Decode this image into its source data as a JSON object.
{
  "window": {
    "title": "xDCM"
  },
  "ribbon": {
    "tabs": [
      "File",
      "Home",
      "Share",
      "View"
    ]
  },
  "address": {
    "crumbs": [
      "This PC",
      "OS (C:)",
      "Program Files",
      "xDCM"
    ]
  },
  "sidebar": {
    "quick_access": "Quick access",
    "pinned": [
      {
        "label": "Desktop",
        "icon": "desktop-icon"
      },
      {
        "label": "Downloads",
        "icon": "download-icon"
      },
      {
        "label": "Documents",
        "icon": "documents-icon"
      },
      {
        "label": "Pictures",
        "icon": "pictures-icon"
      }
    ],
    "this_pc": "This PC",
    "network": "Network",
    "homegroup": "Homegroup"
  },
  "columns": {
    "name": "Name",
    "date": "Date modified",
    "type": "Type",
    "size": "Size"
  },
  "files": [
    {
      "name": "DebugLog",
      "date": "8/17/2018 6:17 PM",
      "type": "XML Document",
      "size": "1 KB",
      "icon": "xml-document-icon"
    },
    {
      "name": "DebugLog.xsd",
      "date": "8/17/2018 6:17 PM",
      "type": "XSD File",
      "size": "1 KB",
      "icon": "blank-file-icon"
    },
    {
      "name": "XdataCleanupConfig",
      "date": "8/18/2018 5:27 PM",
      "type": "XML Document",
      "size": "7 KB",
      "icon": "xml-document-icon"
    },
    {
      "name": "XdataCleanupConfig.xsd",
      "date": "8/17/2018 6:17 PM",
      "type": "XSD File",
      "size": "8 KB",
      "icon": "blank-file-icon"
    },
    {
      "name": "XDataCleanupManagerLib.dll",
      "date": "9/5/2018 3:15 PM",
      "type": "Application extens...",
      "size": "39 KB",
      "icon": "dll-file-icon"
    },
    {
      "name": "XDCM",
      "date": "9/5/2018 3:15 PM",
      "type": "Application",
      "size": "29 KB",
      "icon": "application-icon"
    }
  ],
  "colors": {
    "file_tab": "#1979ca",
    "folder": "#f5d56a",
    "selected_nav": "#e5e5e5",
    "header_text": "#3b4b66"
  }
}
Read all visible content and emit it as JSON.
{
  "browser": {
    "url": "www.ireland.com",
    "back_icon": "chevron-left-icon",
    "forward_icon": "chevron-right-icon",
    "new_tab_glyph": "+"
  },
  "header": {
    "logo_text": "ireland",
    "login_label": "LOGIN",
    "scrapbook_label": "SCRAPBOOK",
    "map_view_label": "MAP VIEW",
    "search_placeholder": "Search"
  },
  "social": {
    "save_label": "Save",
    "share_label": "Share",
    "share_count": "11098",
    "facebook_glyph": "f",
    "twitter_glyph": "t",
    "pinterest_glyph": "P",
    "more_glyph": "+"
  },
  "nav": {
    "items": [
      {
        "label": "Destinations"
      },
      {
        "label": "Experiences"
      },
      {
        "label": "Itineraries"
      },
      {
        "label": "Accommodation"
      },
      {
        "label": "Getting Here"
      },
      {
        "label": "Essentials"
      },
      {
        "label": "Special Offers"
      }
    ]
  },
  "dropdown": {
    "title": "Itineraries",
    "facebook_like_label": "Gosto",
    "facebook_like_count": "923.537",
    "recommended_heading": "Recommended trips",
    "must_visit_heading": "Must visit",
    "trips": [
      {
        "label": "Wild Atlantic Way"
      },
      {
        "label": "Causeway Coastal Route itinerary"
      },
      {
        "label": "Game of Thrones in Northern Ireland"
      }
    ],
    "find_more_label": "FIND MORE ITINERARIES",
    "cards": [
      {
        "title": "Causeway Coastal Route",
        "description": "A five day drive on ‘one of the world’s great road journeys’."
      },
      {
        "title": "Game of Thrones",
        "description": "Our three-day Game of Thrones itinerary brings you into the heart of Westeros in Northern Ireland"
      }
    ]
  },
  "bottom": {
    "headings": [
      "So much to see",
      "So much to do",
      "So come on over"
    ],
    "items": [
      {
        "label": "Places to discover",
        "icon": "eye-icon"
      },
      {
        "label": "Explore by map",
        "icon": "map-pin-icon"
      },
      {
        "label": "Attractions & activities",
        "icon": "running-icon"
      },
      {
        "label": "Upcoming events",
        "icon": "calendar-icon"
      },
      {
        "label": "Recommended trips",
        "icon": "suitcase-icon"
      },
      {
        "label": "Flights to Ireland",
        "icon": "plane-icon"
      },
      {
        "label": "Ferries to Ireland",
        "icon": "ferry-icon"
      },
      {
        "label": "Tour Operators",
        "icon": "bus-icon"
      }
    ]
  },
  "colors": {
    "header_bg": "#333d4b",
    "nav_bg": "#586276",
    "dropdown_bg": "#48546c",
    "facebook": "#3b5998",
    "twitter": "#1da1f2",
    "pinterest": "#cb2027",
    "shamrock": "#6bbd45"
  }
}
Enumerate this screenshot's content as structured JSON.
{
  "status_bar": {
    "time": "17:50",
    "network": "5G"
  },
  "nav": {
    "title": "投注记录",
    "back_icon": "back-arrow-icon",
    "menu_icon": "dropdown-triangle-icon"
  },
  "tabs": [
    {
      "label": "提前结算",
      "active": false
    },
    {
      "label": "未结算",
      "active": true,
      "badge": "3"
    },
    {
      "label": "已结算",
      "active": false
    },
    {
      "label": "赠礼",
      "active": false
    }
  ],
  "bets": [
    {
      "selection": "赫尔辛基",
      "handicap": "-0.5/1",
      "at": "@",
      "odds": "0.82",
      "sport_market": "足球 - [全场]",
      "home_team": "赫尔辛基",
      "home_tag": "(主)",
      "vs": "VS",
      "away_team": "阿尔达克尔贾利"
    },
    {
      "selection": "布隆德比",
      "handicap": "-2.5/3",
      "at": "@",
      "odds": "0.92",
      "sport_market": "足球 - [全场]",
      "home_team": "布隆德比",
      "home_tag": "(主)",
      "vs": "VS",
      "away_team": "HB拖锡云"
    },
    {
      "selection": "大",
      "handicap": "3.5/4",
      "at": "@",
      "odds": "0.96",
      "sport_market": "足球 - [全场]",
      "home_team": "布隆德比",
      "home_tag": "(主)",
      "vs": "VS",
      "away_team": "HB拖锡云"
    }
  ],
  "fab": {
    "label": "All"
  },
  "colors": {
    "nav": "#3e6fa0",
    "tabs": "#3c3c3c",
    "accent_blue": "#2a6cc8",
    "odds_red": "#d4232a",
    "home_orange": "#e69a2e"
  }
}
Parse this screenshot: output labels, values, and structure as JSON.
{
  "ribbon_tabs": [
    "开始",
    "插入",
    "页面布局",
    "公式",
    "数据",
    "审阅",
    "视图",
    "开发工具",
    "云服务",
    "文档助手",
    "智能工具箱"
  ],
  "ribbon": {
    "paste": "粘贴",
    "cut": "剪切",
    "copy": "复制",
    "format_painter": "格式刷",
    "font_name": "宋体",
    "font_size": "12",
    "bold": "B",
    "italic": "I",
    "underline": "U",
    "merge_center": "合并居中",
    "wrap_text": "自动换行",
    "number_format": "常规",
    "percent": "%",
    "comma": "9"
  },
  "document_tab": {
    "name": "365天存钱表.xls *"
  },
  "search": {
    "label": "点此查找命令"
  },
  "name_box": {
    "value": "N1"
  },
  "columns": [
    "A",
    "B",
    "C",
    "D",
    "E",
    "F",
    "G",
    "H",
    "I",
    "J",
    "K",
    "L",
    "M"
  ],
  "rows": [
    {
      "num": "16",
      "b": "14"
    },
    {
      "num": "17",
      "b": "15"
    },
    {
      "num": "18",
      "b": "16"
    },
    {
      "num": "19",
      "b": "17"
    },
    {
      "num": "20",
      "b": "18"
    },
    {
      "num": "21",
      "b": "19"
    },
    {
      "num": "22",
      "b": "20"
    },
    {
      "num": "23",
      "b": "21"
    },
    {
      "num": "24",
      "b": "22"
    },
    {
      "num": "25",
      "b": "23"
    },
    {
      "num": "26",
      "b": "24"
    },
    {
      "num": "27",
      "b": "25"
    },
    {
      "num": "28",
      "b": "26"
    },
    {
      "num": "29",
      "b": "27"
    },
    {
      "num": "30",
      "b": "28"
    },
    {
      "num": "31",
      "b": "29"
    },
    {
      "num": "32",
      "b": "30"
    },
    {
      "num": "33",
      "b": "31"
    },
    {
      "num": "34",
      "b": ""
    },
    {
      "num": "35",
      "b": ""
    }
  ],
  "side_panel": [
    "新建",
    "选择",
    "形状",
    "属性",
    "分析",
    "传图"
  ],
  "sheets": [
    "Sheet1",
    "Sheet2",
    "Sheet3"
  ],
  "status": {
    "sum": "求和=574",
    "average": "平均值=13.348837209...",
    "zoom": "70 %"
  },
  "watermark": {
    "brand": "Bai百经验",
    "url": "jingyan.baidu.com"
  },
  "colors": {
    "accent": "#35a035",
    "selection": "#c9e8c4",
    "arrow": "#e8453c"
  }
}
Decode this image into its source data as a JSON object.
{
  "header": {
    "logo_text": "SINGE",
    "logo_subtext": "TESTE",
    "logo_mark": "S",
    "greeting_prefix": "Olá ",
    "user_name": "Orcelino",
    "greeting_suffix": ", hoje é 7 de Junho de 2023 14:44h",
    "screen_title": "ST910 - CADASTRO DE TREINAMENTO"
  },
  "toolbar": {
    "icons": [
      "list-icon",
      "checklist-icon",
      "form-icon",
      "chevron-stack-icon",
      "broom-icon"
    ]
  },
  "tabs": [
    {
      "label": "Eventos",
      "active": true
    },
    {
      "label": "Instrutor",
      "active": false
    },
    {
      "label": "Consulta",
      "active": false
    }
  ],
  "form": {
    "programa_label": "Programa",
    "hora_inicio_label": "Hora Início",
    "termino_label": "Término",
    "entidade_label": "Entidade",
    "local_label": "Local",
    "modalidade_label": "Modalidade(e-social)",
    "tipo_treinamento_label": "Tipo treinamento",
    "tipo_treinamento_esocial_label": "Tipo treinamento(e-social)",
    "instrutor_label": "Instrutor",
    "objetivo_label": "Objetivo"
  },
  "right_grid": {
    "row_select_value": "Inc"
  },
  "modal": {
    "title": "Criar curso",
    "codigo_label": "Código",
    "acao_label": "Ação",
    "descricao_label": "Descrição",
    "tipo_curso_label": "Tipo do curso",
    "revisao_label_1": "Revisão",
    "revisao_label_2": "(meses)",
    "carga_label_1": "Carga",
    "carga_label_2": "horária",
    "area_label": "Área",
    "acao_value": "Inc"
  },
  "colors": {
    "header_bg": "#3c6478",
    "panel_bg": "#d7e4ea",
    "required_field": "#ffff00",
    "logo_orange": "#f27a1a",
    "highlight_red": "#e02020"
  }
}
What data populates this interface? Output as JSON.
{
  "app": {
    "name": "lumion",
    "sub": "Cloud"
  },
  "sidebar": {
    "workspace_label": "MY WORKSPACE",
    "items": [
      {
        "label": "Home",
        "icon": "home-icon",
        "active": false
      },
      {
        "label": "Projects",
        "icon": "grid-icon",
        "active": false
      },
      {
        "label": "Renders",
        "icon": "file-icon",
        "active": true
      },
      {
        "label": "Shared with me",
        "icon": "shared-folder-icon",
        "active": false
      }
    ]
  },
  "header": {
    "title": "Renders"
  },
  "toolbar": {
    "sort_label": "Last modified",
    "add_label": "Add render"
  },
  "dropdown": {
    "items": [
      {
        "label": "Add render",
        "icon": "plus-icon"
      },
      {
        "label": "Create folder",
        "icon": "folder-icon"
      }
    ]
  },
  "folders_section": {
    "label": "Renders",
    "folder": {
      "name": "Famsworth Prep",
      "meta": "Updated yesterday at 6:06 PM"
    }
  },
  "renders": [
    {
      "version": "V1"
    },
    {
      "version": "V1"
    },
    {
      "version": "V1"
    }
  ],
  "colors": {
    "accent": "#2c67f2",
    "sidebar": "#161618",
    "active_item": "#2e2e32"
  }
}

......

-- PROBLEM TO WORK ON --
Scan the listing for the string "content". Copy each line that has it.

-- ANSWER TO THE PROBLEM --
Read all visible content and emit it as JSON.
Enumerate this screenshot's content as structured JSON.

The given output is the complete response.